I still remember how happily I stretched myself out here on the planking for the first time. The mountains have never heart me singing the way these four still shadowy walls did then. I had been happy to be alive and was happy to be dead.
Before I came on board, I gladly threw away my rag-tag collection of guns and bags, even the hunting rifle which I had always carried so proudly, and slipped into the shroud like a young girl into her wedding dress.

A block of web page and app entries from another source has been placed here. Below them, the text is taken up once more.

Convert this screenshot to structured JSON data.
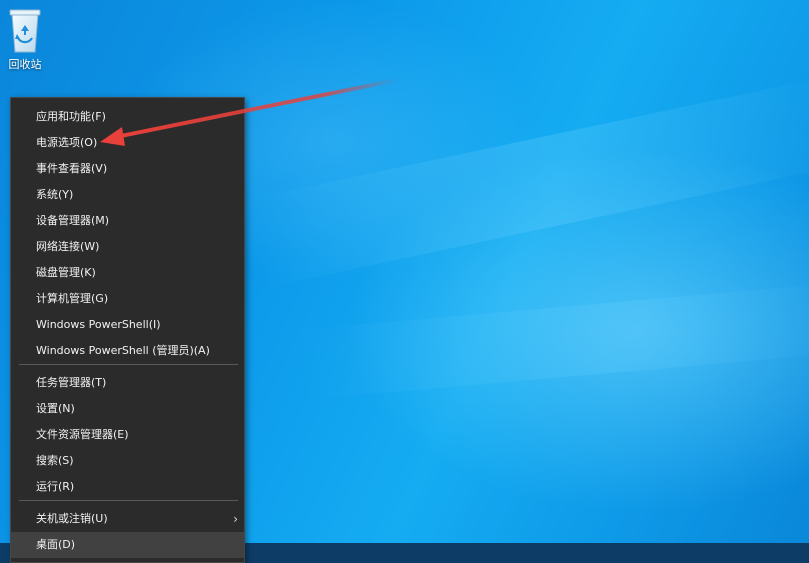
{
  "desktop": {
    "recycle_bin_label": "回收站",
    "accent_color": "#0c99ea"
  },
  "menu": {
    "items": [
      {
        "label": "应用和功能(F)"
      },
      {
        "label": "电源选项(O)"
      },
      {
        "label": "事件查看器(V)"
      },
      {
        "label": "系统(Y)"
      },
      {
        "label": "设备管理器(M)"
      },
      {
        "label": "网络连接(W)"
      },
      {
        "label": "磁盘管理(K)"
      },
      {
        "label": "计算机管理(G)"
      },
      {
        "label": "Windows PowerShell(I)"
      },
      {
        "label": "Windows PowerShell (管理员)(A)"
      },
      {
        "label": "任务管理器(T)"
      },
      {
        "label": "设置(N)"
      },
      {
        "label": "文件资源管理器(E)"
      },
      {
        "label": "搜索(S)"
      },
      {
        "label": "运行(R)"
      },
      {
        "label": "关机或注销(U)",
        "submenu_icon": "chevron-right-icon"
      },
      {
        "label": "桌面(D)"
      }
    ],
    "highlighted_item": "桌面(D)",
    "background_color": "#2b2b2b"
  },
  "annotation": {
    "arrow_color": "#e8403a",
    "points_to": "电源选项(O)"
  }
}
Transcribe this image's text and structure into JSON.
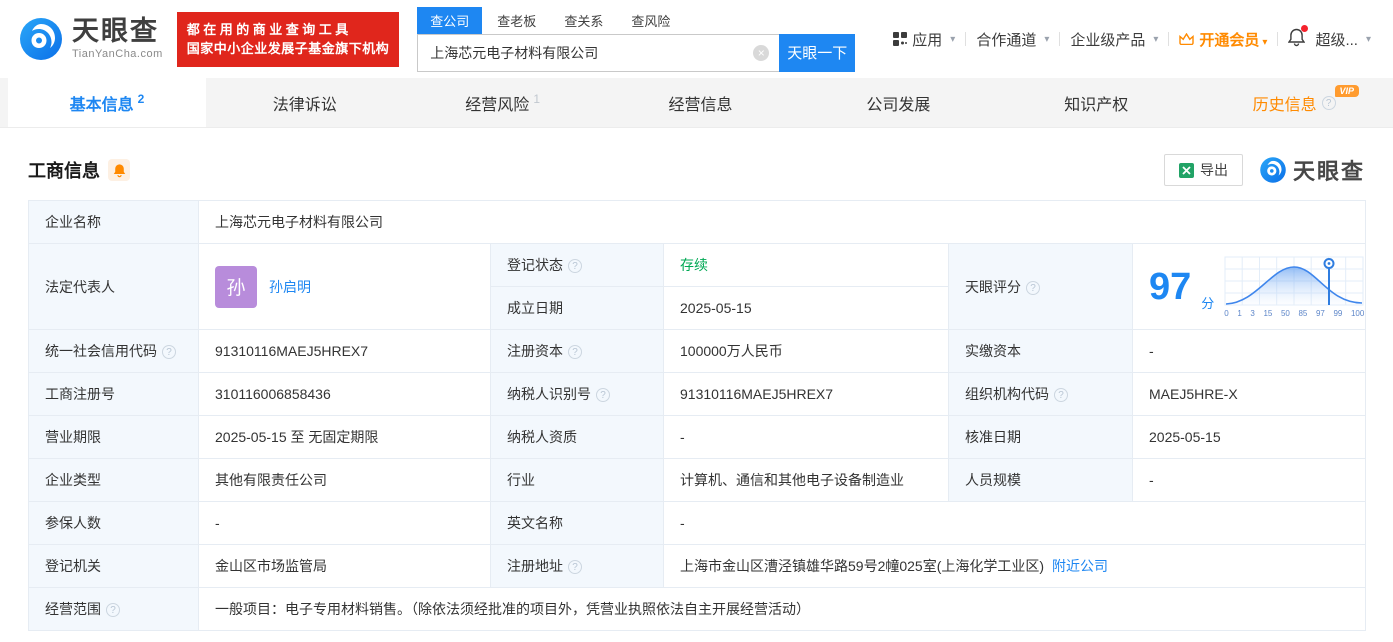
{
  "header": {
    "brand": "天眼查",
    "brand_domain": "TianYanCha.com",
    "slogan_line1": "都在用的商业查询工具",
    "slogan_line2": "国家中小企业发展子基金旗下机构",
    "search_tabs": [
      {
        "label": "查公司"
      },
      {
        "label": "查老板"
      },
      {
        "label": "查关系"
      },
      {
        "label": "查风险"
      }
    ],
    "search_value": "上海芯元电子材料有限公司",
    "search_button": "天眼一下",
    "nav_app": "应用",
    "nav_partner": "合作通道",
    "nav_enterprise": "企业级产品",
    "nav_vip": "开通会员",
    "nav_super": "超级..."
  },
  "tabs": {
    "basic": {
      "label": "基本信息",
      "count": "2"
    },
    "legal": {
      "label": "法律诉讼"
    },
    "risk": {
      "label": "经营风险",
      "count": "1"
    },
    "operation": {
      "label": "经营信息"
    },
    "development": {
      "label": "公司发展"
    },
    "ip": {
      "label": "知识产权"
    },
    "history": {
      "label": "历史信息",
      "badge": "VIP"
    }
  },
  "section": {
    "title": "工商信息",
    "export_label": "导出",
    "watermark": "天眼查"
  },
  "info": {
    "company_name": {
      "label": "企业名称",
      "value": "上海芯元电子材料有限公司"
    },
    "legal_rep": {
      "label": "法定代表人",
      "value": "孙启明",
      "avatar": "孙"
    },
    "reg_status": {
      "label": "登记状态",
      "value": "存续"
    },
    "establish_date": {
      "label": "成立日期",
      "value": "2025-05-15"
    },
    "credit_code": {
      "label": "统一社会信用代码",
      "value": "91310116MAEJ5HREX7"
    },
    "reg_capital": {
      "label": "注册资本",
      "value": "100000万人民币"
    },
    "paid_capital": {
      "label": "实缴资本",
      "value": "-"
    },
    "reg_number": {
      "label": "工商注册号",
      "value": "310116006858436"
    },
    "taxpayer_id": {
      "label": "纳税人识别号",
      "value": "91310116MAEJ5HREX7"
    },
    "org_code": {
      "label": "组织机构代码",
      "value": "MAEJ5HRE-X"
    },
    "business_term": {
      "label": "营业期限",
      "value": "2025-05-15 至 无固定期限"
    },
    "taxpayer_qualification": {
      "label": "纳税人资质",
      "value": "-"
    },
    "approval_date": {
      "label": "核准日期",
      "value": "2025-05-15"
    },
    "company_type": {
      "label": "企业类型",
      "value": "其他有限责任公司"
    },
    "industry": {
      "label": "行业",
      "value": "计算机、通信和其他电子设备制造业"
    },
    "staff_size": {
      "label": "人员规模",
      "value": "-"
    },
    "insured_count": {
      "label": "参保人数",
      "value": "-"
    },
    "english_name": {
      "label": "英文名称",
      "value": "-"
    },
    "registry_authority": {
      "label": "登记机关",
      "value": "金山区市场监管局"
    },
    "reg_address": {
      "label": "注册地址",
      "value": "上海市金山区漕泾镇雄华路59号2幢025室(上海化学工业区)",
      "link": "附近公司"
    },
    "business_scope": {
      "label": "经营范围",
      "value": "一般项目：电子专用材料销售。（除依法须经批准的项目外，凭营业执照依法自主开展经营活动）"
    }
  },
  "score": {
    "label": "天眼评分",
    "value": "97",
    "unit": "分"
  },
  "chart_data": {
    "type": "area",
    "title": "天眼评分分布曲线",
    "x_tick_labels": [
      "0",
      "1",
      "3",
      "15",
      "50",
      "85",
      "97",
      "99",
      "100"
    ],
    "score": 97,
    "marker_value": 97,
    "curve_shape": "bell",
    "peak_at_tick": "50",
    "grid": true,
    "accent_color": "#1e87f2"
  }
}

There I lay down and waited. Then the accident happened. Is there any blame in that? I was raised to be a hunter in the Black Forest, where at that time there were still wolves. I lay in wait, shot, hit the target, removed the skin—is there any blame in that? My work was blessed. Is that something bad? But then who is to blame? If people were assigned the task of helping me, all the doors of all the houses would remain closed, all the windows would be shut, they would all lie in bed, with sheets thrown over their heads, the entire earth would be a hostel for the night.
And that makes good sense, for no one knows of me, and if he did, he would have no idea of where I was staying, and if he knew that, he would still not know how to keep me there, and so he would not know how to help me. The thought of wanting to help me is a sickness and has to be cured with bed rest. But to get rid of such ideas I need only look around and recall where I am and where—and this I can assert with full confidence—I have lived for centuries.
And now are you intending to remain with us in Riva? My boat is without a helm—it journeys with the wind which blows in the deepest regions of death.
The Hunter Gracchus
Compare the "assault from above" and the "assault from below" in "A Hunger Artist. Nobody can escape it. A man may allow himself, it is true, to be driven in one direction by the hunt as does the chief dog, for instance, in "Investigations of a Dog" , but having gone as far as he can, he will have to allow the hunt to drive him in the opposite direction and take him back if he wants to survive. Man remains the battleground of opposing forces, and this is why he roams the vague realms of life and death without being firmly anchored in either. This absurdity is intensified by the highly realistic description of Riva and the factual setting of the opening paragraphs, accenting a total lack of any common frame of reference between the townspeople of — Riva and the newcomer. A touch of uncertainty and mysteriousness hovers over the story: the death ship glides into the harbor "as if" borne by "invisible means"; a man who is "probably dead" was "apparently" lying on a bier.
The Metamorphosis and Other Stories
Lying on it was a man with wildly matted hair, who looked somewhat like a hunter. The Hunter Gracchus He ended his own life for the sake of the planet in The bearers were busied in setting up and lighting several long candles at the head of the bier, yet these did not give light, but only scared away the shadows which had been immobile till then, and made them flicker over the walls. Otherwise my wooden case is quite empty. Digital art Revolvy Brain revolvybrain.
An Analysis of Franz Kafka’s “The Hunter Gracchus”
“The Hunter Gracchus,” a short tale by Franz Kafka